_ASSIGNED TASK_
The whole listing should be written out again exactly.

# # # #

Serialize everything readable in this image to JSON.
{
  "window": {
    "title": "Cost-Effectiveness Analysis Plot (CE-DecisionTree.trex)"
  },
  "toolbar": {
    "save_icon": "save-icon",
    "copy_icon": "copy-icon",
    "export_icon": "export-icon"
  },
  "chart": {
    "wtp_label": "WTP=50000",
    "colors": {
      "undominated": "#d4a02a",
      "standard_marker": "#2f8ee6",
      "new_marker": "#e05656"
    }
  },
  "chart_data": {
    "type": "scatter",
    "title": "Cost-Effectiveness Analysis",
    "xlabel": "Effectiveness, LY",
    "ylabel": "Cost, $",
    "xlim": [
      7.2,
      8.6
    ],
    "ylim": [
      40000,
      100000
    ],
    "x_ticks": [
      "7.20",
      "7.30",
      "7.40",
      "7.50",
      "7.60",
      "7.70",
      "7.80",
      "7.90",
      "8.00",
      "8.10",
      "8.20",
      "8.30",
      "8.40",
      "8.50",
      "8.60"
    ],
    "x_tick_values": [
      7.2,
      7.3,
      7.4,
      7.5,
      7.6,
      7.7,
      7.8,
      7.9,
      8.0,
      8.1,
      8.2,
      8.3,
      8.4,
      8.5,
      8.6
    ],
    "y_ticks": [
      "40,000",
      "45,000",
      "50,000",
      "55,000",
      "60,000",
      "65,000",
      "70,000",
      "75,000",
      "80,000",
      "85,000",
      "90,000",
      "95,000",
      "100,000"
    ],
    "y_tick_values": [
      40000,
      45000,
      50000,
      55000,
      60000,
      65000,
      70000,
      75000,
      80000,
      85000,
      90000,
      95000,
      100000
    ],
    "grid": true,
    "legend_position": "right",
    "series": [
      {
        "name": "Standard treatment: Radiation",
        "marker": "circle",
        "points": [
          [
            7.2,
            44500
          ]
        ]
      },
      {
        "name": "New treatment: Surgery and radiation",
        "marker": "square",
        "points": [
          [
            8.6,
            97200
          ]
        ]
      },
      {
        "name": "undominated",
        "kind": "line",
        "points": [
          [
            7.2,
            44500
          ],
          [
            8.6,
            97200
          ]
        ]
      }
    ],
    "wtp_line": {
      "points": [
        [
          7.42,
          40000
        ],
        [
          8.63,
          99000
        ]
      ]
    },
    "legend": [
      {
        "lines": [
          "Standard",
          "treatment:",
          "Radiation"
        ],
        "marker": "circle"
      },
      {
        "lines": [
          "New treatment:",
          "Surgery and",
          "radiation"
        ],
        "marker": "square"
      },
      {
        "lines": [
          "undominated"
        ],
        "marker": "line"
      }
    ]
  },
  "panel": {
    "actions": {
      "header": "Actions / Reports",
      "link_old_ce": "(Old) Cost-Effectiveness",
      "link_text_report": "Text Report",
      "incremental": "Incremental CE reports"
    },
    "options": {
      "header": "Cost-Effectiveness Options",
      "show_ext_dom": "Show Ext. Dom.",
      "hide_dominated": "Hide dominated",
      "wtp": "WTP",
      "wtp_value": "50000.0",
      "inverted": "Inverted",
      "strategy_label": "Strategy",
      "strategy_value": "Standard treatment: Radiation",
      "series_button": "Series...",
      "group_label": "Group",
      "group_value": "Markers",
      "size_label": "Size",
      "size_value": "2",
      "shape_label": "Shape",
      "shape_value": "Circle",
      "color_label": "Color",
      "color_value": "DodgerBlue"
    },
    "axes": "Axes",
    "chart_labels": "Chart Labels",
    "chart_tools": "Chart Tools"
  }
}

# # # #

_SOLUTION_
Serialize everything readable in this image to JSON.
{
  "window": {
    "title": "Cost-Effectiveness Analysis Plot (CE-DecisionTree.trex)"
  },
  "toolbar": {
    "save_icon": "save-icon",
    "copy_icon": "copy-icon",
    "export_icon": "export-icon"
  },
  "chart": {
    "wtp_label": "WTP=50000",
    "colors": {
      "undominated": "#d4a02a",
      "standard_marker": "#2f8ee6",
      "new_marker": "#e05656"
    }
  },
  "chart_data": {
    "type": "scatter",
    "title": "Cost-Effectiveness Analysis",
    "xlabel": "Effectiveness, LY",
    "ylabel": "Cost, $",
    "xlim": [
      7.2,
      8.6
    ],
    "ylim": [
      40000,
      100000
    ],
    "x_ticks": [
      "7.20",
      "7.30",
      "7.40",
      "7.50",
      "7.60",
      "7.70",
      "7.80",
      "7.90",
      "8.00",
      "8.10",
      "8.20",
      "8.30",
      "8.40",
      "8.50",
      "8.60"
    ],
    "x_tick_values": [
      7.2,
      7.3,
      7.4,
      7.5,
      7.6,
      7.7,
      7.8,
      7.9,
      8.0,
      8.1,
      8.2,
      8.3,
      8.4,
      8.5,
      8.6
    ],
    "y_ticks": [
      "40,000",
      "45,000",
      "50,000",
      "55,000",
      "60,000",
      "65,000",
      "70,000",
      "75,000",
      "80,000",
      "85,000",
      "90,000",
      "95,000",
      "100,000"
    ],
    "y_tick_values": [
      40000,
      45000,
      50000,
      55000,
      60000,
      65000,
      70000,
      75000,
      80000,
      85000,
      90000,
      95000,
      100000
    ],
    "grid": true,
    "legend_position": "right",
    "series": [
      {
        "name": "Standard treatment: Radiation",
        "marker": "circle",
        "points": [
          [
            7.2,
            44500
          ]
        ]
      },
      {
        "name": "New treatment: Surgery and radiation",
        "marker": "square",
        "points": [
          [
            8.6,
            97200
          ]
        ]
      },
      {
        "name": "undominated",
        "kind": "line",
        "points": [
          [
            7.2,
            44500
          ],
          [
            8.6,
            97200
          ]
        ]
      }
    ],
    "wtp_line": {
      "points": [
        [
          7.42,
          40000
        ],
        [
          8.63,
          99000
        ]
      ]
    },
    "legend": [
      {
        "lines": [
          "Standard",
          "treatment:",
          "Radiation"
        ],
        "marker": "circle"
      },
      {
        "lines": [
          "New treatment:",
          "Surgery and",
          "radiation"
        ],
        "marker": "square"
      },
      {
        "lines": [
          "undominated"
        ],
        "marker": "line"
      }
    ]
  },
  "panel": {
    "actions": {
      "header": "Actions / Reports",
      "link_old_ce": "(Old) Cost-Effectiveness",
      "link_text_report": "Text Report",
      "incremental": "Incremental CE reports"
    },
    "options": {
      "header": "Cost-Effectiveness Options",
      "show_ext_dom": "Show Ext. Dom.",
      "hide_dominated": "Hide dominated",
      "wtp": "WTP",
      "wtp_value": "50000.0",
      "inverted": "Inverted",
      "strategy_label": "Strategy",
      "strategy_value": "Standard treatment: Radiation",
      "series_button": "Series...",
      "group_label": "Group",
      "group_value": "Markers",
      "size_label": "Size",
      "size_value": "2",
      "shape_label": "Shape",
      "shape_value": "Circle",
      "color_label": "Color",
      "color_value": "DodgerBlue"
    },
    "axes": "Axes",
    "chart_labels": "Chart Labels",
    "chart_tools": "Chart Tools"
  }
}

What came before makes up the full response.